ABA Rates Another Trump 8th Circuit Nominee ‘Not Qualified’ (1)

Sept. 17, 2018, 2:23 PMUpdated: Sept. 17, 2018, 4:43 PM

Jonathan Kobes isn’t qualified to sit on the U.S. Court of Appeals for the Eighth Circuit, according to the American Bar Association.

The ABA Standing Committee on the Federal Judiciary gave Kobes a “Not Qualified” rating, the sixth such rating for President Donald Trump’s judicial nominees.

Kobes has “neither the requisite experience nor evidence of his ability to fulfill the scholarly writing required” of a federal appellate judge, a letter from committee chair Paul Moxley said.

The ABA’s ratings are advisory, and have been used for decades as a non-partisan rating system for judicial nominees. The ratings have come under fire from conservatives for being partisan, but Republicans called two ABA officials to testify at U.S. Supreme Court nominee Brett Kavanaugh’s hearing about his “well-qualified” rating, the highest rating available.

Kobes is the second of Trump’s nominees to the Eighth Circuit to receive such a “Not Qualified” rating. The first, Steve Grasz, was confirmed by a 50-48 vote.

Four of Trump’s district court nominees have also been rated “Not Qualified.” Two of them have been confirmed, one was withdrawn, and one is pending.

None of President Barack Obama’s nominees received a “Not Qualified” rating, but his administration worked with the ABA to pre-screen candidates before announcing their nominations. The Trump Administration opted out of this pre-screen process, as did President George W. Bush’s administration, which also saw some nominees rated “Not Qualified.”

Kobes, who is currently general counsel to Sen. Mike Rounds (R-S.D.), came under scrutiny at his confirmation hearing for comments about immigration, which were attributed to him by a Dutch newspaper.

The paper quoted Kobes as saying that Republicans oppose immigration because it waters down the culture.

Kobes testified that he believed such a perspective on immigration was unfair, and that it didn’t reflect his personal position.

Not So Fast

Moxley suggested that Kobes’ confirmation hearing should have been placed on hold after the ABA appointed a second evaluator to examine the nominee, indicating that a potential not qualified rating was forthcoming.

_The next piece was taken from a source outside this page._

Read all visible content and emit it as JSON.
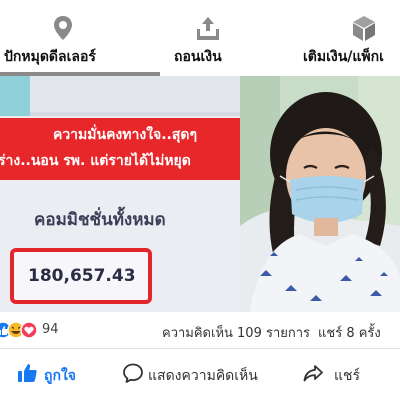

The committee members were disappointed “that we were not able to coordinate the timing of Mr. Kobes’ hearing to assure a smoother process,” Moxley said. “I respectfully request that in the future your committee wait to hold a hearing on a nominee for whom we have indicated that a second evaluator has been appointed.”

That would allow the ABA committee’s members to “testify to explain the basis of the rating at the nominee’s hearing,” Moxley said.

The Judiciary Committee similarly held hearings for district court nominees Patrick Wyrick and John O’Connor before the ABA issued its rating for those nominees.

Wyrick ultimately received a rating of “Qualified,” which is lower than the highest possible rating of “Well Qualified.” He’s awaiting a vote by the full Senate.

O’Connor received a “Not Qualified” rating. His nomination is still in committee.

CIA, Ethanol

Rounds, Kobes’ supervisor, praised the nominee’s qualifications in June.

Kobes’ “wide range of experiences in both the public and private sectors provides a strong platform for this role as a judge,” Rounds said.

Kobes graduated from Harvard Law School in 2000. He went on to clerk for the judge whom he’d replace if confirmed, Judge Roger Wollman.

He later served as an assistant U.S. attorney and worked in the Central Intelligence Agency’s litigation division.

As special litigation counsel for the Growth Energy trade organization, Kobes led the “ethanol industry’s effort to obtain regulatory approval for 15% ethanol fuel,” according to his Senate Judiciary Committee questionnaire.

(updated with additional reporting)

To contact the reporter on this story: Patrick L. Gregory in Washington at pgregory@bloomberglaw.com

To contact the editor responsible for this story: Jessie Kokrda Kamens at jkamens@bloomberglaw.com

To read more articles log in.

Learn more about a Bloomberg Law subscription.